The blandly inoffensive title also implies a problem that, for me, is a major issue. How does one write about a show in which two or three paintings (the ones making fresh use of that extremely subdued palette) stand out as haunting, even though Reuther’s overall approach not only breaks no new ground but in the weakest pieces is little more than repetitive.
Reuther, a self-taught artist from Nashville, has an ability to create maximal visual pleasure with a minimal palette. The simple inclusion of silver leaf with graphite marks and gestural combinations of grays in oil paint adds a complexity that resists photographic reproduction—the reflective quality of the silver is subtle but tends to look garish in photographs.
In fact, the contemplative quality of these canvases and works on paper is unusually dependent on the scale—Reuther is rehearsing familiar tropes of gestural marks and loosely defined geometric forms. It is how they are deployed that makes the difference (plus the fact that the lack of precisely defined straight lines in all these not-quite-squares and triangles provides a pleasurable element of surprise).
The reticent combinations of closely related shades and hues give fresh vigor to a style of painting that has been so well explored that Reuther herself describes her departures from the norm in formalist terms.
Reuther’s stylistic shifts are small and subtle, and require in-person viewing to distinguish them from aesthetic strategies long since made predictable by less interesting paintings by previous artists. The difficulty in defining what makes the best works in this show out of the ordinary reminds me (it would remind no one else) of Ludwig Wittgenstein’s remark that thought runs in channels like wheel ruts, and the hardest thing is to diverge from a familiar line of thought only a little. Reuther, in her most innovative moments, accomplishes that divergence.

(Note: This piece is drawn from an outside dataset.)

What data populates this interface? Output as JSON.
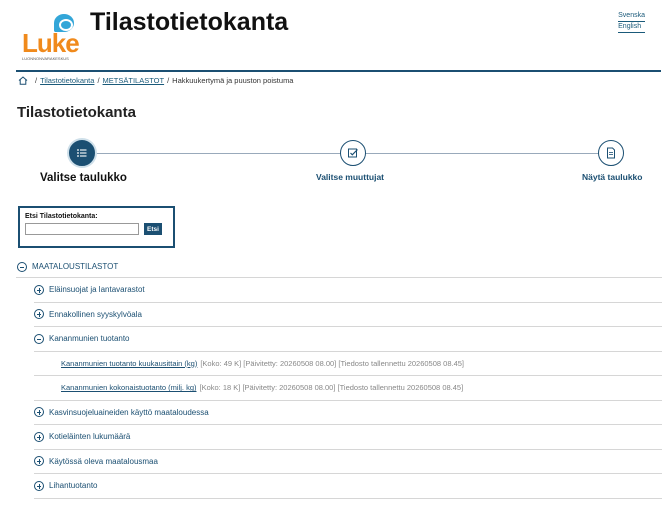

The combination of well-known strategies with a faint edge of strangeness gives this show its distinctive quality.
I tend to quote parables by Wittgenstein, a philosopher associated with what turned out, in the hands of his inheritors, to be a dead end in philosophy, because he began by being productively bewildered by things that bewildered no one else.
The small twists that salvage, in so many cases, what would otherwise be a boring painting or poem or piece of architecture have often reminded me of Wittgenstein’s parable, “Sometimes, we go into a man’s study and find his books and papers all over the place, and can say without hesitation: ‘What a mess! We really must clear this room up.’ Yet, at other times, we may go into a room which looks very like the first; but after looking around we decided that we must leave it just as it is, recognizing that, in this case, even the dust has its place.” It is the few paintings by Reuther that share this elusive quality of subliminal order that I find interesting. They redeem a show that otherwise might be categorized as pleasing but ultimately unmemorable.
Jerry Cullum is a freelance curator and critic living in Atlanta. His poems, reviews, and essays have appeared in a wide variety of local and national publications, including Art Papers and Art in America.